At present, there are more first-time buyers than any other buying group in the market today. In fact, property interest from first-time buyers is 46% higher than it was last year. There have been 177,000 transactions from this buying group so far this year alone.

However, with mortgage rates rising to 4% this means that first-time buyers will need on average £12,250 more income to secure a mortgage. Therefore, it’s important to consider how you can offset these rate rises to be able to get onto the property market.

Property type

Following the pandemic, buyers are looking for larger homes to accommodate home or hybrid working. Over half of the enquiries are for three-bedroom homes, which are currently 10% higher than they were in August last year.

Zoopla data shows that buyers are now expanding their location search, seeking properties that are further afield in cheaper areas.
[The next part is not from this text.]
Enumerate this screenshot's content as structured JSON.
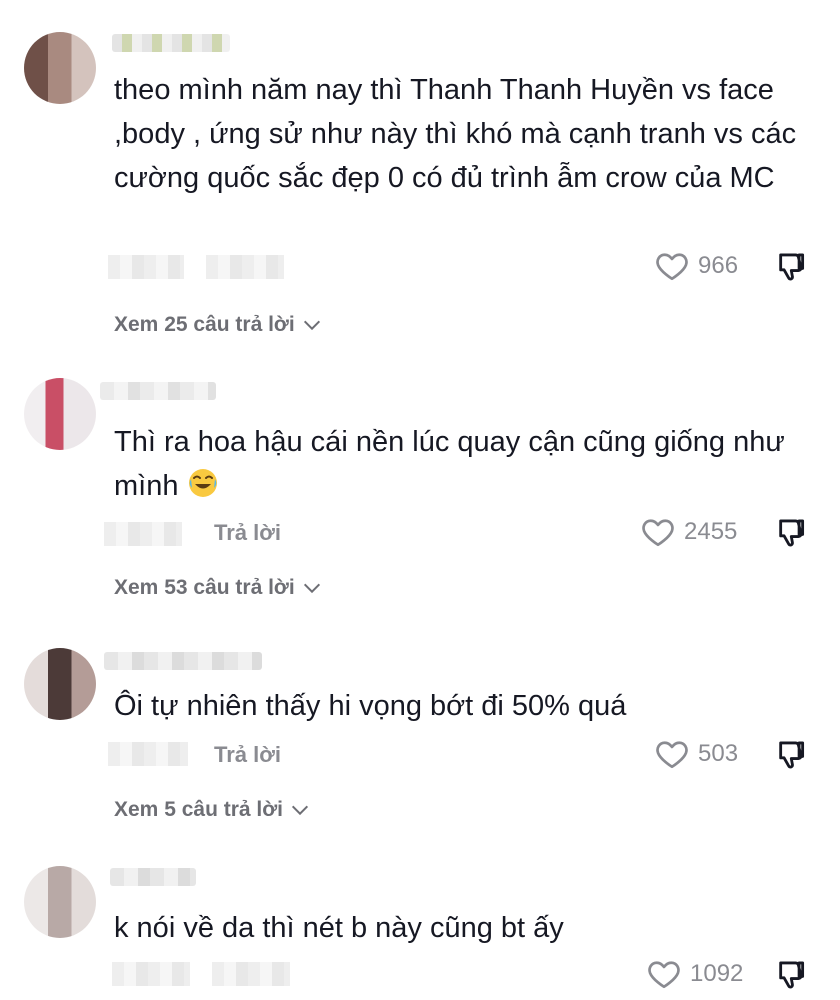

This means that they are buy a home sooner as they spend less time saving for a deposit – whilst also avoiding any future rate rises whilst they save.

Interest rates

The economic situation doesn’t seem to be dampening appetite for first homes – but further rises in interest rates may have an impact. August levels have been lower than normal but this is typical of the summer slowdown we see every year.

If you are a first time buyer, moving from a 2% mortgage rate to 4% means that you will require an extra £12,250 in income to secure a mortgage offer. This is outside of London – if you live in London, you’ll require an average £34,500 which is a huge stretch for many.

Renting versus buying

And at the moment, buyers are saving an average of £200 by paying a mortgage with a mortgage rate of 2.5% rate as opposed to renting. Even with a 4% interest rate, it is still cheaper to pay a mortgage in most places in the UK.

Offset rate rises

If you are a first-time buyer, there are several things you can do to offset interest rate rises.

Broaden your area – consider being more flexible on location as properties tend to be cheaper if you live outside major cities. This means your monthly repayments will be smaller and you’ll pay less interest.

Boost savings – you’ll see an increase in the rates on your savings or ISA if you’re on a carriable rate but shop around to see what interest rates people are offering helping you to save faster.

Check schemes – There are several schemes that could help you to get onto the property ladder.

Talk to family – can your family help with a larger deposit? This will help you to offset rising rates.

Get sound mortgage advice – It’s important to understand how different types of mortgages are impacted by the rate changes. An independent mortgage broker will help you to find the best mortgage for your circumstances – you could also extend your mortgage term depending on your age, this will keep your repayments down.